## Exercise requirements
The answer must be every line of the records below that holds the word "price".

## Material for the task

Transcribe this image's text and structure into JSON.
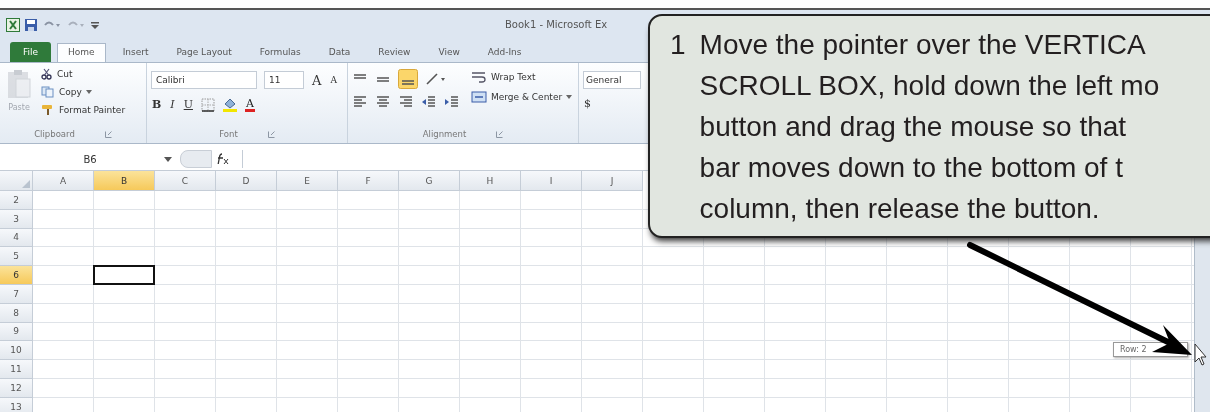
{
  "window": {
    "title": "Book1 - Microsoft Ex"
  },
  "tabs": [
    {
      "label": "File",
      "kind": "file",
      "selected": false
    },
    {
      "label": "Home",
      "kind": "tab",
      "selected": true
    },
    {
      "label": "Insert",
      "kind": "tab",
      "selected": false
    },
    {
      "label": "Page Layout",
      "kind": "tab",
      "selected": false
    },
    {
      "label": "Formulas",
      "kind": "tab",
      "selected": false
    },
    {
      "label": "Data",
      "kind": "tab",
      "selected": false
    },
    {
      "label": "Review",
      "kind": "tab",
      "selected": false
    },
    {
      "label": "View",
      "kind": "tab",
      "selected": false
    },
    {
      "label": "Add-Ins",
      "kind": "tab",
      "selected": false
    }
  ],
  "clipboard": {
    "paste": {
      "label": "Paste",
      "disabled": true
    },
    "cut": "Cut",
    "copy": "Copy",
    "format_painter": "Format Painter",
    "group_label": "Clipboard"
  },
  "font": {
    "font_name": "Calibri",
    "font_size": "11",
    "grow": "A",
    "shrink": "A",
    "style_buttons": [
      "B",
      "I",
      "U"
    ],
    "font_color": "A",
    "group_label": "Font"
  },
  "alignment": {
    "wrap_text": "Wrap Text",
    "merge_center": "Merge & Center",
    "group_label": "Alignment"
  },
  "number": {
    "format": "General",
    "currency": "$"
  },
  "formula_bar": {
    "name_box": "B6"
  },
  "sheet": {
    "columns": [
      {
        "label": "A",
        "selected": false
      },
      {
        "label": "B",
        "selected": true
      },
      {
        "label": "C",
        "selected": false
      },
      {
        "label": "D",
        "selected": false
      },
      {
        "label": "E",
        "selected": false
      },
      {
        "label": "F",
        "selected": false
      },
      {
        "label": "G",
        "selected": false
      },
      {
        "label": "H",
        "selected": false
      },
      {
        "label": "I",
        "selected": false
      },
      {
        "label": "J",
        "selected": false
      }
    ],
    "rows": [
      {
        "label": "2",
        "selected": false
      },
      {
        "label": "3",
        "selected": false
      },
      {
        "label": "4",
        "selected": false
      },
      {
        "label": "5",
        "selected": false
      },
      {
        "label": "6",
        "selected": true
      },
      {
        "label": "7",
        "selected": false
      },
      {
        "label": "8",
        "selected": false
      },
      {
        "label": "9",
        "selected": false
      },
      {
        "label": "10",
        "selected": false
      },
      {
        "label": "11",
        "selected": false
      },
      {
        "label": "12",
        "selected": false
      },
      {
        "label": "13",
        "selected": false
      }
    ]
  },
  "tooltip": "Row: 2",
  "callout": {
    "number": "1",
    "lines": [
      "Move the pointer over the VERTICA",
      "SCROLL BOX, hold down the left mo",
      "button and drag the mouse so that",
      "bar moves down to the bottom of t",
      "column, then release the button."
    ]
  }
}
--
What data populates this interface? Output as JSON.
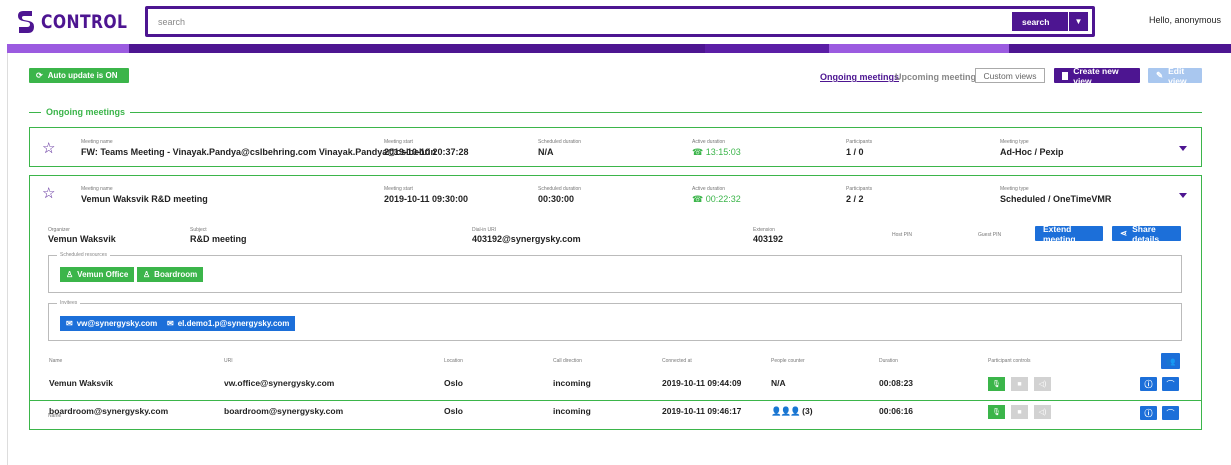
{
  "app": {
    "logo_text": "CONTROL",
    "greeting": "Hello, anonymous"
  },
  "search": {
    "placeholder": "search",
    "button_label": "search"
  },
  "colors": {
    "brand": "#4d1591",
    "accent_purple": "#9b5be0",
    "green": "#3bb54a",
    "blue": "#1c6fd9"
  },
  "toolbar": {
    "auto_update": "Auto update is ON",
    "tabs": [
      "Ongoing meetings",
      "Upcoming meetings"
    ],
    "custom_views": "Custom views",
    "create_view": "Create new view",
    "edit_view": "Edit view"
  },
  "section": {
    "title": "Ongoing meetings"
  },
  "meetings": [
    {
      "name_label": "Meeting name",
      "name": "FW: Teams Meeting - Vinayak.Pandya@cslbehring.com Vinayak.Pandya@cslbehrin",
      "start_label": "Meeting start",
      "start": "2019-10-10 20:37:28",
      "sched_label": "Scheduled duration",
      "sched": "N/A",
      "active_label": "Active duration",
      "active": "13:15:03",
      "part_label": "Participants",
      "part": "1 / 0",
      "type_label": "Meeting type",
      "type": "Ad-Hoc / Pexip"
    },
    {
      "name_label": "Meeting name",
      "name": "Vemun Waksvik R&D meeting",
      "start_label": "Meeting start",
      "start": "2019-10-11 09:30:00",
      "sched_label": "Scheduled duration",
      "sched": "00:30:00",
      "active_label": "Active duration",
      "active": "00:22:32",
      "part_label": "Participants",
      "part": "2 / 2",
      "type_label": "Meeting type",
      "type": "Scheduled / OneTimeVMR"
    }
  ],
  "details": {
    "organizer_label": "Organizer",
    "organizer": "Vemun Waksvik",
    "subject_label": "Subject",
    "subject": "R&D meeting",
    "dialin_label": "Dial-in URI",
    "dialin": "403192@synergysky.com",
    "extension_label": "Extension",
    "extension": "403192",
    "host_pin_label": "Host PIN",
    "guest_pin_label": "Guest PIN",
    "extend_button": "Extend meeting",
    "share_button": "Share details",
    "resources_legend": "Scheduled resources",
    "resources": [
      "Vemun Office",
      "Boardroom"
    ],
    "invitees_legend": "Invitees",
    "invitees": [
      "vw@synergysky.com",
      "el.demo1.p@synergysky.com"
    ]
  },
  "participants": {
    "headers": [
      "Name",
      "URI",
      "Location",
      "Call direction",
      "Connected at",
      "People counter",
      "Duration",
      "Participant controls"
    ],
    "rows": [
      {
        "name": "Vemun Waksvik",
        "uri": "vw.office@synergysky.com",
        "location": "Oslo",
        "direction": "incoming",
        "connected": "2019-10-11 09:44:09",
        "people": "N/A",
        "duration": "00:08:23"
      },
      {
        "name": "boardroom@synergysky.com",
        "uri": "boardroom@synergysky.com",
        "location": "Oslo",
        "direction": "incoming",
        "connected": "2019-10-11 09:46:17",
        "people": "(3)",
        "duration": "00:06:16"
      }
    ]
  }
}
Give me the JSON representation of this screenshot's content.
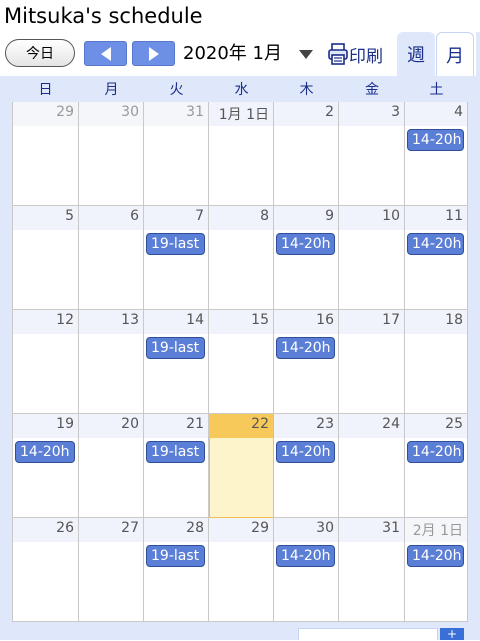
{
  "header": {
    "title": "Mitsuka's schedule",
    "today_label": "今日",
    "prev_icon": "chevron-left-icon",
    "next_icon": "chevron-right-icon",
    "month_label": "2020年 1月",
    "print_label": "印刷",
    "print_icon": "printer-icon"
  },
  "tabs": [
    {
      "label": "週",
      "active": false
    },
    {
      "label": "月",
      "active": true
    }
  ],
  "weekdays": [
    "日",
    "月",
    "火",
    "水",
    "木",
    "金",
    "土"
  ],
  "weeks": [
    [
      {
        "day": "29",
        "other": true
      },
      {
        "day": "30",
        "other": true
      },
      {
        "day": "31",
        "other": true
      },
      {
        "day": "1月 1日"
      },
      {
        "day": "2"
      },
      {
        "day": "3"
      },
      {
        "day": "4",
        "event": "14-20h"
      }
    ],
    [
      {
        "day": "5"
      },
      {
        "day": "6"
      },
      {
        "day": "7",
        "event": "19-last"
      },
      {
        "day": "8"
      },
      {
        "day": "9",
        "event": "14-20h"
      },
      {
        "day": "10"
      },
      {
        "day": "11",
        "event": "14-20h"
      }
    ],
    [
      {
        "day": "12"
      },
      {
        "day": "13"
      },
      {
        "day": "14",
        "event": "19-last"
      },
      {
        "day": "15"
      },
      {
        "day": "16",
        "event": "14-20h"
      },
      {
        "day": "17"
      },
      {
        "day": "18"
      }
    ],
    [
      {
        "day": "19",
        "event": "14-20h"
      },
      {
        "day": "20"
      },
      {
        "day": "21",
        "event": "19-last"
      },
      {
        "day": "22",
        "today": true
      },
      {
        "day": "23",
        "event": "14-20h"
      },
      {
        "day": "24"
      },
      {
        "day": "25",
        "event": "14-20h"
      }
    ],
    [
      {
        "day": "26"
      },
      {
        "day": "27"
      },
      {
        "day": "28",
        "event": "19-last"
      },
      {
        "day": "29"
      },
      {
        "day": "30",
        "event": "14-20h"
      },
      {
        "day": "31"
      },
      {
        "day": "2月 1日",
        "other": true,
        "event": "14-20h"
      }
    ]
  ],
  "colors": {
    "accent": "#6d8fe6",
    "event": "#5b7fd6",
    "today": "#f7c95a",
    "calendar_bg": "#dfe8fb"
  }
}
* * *
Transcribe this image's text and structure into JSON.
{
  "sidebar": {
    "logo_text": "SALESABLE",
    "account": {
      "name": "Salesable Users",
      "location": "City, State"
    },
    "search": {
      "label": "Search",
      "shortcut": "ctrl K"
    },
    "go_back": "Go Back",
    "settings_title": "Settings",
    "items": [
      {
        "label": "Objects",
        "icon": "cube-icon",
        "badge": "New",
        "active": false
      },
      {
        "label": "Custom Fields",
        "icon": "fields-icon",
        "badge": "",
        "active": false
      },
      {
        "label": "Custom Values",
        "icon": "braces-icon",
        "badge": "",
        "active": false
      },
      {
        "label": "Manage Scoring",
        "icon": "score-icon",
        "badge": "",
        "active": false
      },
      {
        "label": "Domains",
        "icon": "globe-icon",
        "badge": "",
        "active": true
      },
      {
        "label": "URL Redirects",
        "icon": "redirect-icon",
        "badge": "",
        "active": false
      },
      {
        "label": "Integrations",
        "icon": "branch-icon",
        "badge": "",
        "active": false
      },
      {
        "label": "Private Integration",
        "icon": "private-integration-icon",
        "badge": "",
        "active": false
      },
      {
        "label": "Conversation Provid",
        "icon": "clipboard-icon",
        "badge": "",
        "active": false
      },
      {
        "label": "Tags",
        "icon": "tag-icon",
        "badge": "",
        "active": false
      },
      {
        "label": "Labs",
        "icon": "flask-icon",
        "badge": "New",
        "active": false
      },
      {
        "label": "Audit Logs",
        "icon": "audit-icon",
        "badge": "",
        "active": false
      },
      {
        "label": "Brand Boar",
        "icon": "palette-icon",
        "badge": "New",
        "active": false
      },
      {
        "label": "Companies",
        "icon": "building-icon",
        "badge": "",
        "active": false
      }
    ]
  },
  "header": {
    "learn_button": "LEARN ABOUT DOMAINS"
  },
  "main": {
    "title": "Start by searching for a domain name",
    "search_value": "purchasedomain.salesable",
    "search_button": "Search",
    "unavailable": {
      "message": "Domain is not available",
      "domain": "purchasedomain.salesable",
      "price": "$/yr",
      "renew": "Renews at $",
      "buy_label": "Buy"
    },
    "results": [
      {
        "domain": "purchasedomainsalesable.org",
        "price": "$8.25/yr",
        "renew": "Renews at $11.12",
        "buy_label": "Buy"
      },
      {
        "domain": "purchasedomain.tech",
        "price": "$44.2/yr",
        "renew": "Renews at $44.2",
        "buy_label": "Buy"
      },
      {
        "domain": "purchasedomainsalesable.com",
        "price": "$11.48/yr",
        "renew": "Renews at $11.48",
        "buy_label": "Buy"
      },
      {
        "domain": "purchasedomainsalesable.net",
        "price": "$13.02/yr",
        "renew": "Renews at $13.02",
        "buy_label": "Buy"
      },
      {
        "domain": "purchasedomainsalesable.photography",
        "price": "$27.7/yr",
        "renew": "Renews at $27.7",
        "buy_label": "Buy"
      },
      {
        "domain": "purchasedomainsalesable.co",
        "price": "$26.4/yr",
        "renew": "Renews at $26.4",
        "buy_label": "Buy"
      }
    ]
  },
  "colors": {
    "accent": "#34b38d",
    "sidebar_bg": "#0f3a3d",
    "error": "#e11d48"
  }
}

## Task answer
      "price": "$/yr",
        "price": "$8.25/yr",
        "price": "$44.2/yr",
        "price": "$11.48/yr",
        "price": "$13.02/yr",
        "price": "$27.7/yr",
        "price": "$26.4/yr",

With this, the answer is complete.